▸ **DATA FOR THE TASK**
━━━━━━━━━━━━━━━━━━━━━━━━━━━━━━
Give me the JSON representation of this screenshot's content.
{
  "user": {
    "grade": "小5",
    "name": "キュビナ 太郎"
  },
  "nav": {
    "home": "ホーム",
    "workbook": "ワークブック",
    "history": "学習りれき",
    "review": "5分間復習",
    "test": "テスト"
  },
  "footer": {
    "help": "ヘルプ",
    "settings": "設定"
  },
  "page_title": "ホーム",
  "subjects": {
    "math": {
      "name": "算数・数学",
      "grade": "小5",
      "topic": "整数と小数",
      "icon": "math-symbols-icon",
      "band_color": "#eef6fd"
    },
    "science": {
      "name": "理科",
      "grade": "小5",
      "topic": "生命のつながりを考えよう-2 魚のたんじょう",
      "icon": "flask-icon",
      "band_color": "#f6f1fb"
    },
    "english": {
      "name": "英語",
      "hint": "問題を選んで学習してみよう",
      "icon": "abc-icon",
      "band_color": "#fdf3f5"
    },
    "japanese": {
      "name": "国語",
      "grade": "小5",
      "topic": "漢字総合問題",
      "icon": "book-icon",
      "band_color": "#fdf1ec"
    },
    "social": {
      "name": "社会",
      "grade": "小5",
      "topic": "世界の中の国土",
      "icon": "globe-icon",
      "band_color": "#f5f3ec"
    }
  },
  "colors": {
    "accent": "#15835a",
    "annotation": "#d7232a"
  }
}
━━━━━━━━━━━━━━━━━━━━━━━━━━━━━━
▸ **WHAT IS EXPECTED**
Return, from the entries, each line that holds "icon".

▸ **TASK RESPONSE**
      "icon": "math-symbols-icon",
      "icon": "flask-icon",
      "icon": "abc-icon",
      "icon": "book-icon",
      "icon": "globe-icon",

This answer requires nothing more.